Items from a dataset
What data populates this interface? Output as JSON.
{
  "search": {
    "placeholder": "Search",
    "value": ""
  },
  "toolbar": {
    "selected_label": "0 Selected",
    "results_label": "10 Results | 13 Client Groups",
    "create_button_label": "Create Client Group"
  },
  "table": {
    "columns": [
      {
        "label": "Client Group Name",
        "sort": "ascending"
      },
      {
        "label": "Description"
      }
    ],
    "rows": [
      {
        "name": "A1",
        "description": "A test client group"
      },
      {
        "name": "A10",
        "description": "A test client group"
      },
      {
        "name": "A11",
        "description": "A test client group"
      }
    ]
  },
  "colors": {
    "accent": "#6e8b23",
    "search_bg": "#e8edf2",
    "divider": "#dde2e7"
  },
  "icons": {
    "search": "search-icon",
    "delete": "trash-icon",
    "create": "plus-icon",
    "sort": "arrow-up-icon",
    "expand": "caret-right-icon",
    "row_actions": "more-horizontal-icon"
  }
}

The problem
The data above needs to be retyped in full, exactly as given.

Exercise solution
What data populates this interface? Output as JSON.
{
  "search": {
    "placeholder": "Search",
    "value": ""
  },
  "toolbar": {
    "selected_label": "0 Selected",
    "results_label": "10 Results | 13 Client Groups",
    "create_button_label": "Create Client Group"
  },
  "table": {
    "columns": [
      {
        "label": "Client Group Name",
        "sort": "ascending"
      },
      {
        "label": "Description"
      }
    ],
    "rows": [
      {
        "name": "A1",
        "description": "A test client group"
      },
      {
        "name": "A10",
        "description": "A test client group"
      },
      {
        "name": "A11",
        "description": "A test client group"
      }
    ]
  },
  "colors": {
    "accent": "#6e8b23",
    "search_bg": "#e8edf2",
    "divider": "#dde2e7"
  },
  "icons": {
    "search": "search-icon",
    "delete": "trash-icon",
    "create": "plus-icon",
    "sort": "arrow-up-icon",
    "expand": "caret-right-icon",
    "row_actions": "more-horizontal-icon"
  }
}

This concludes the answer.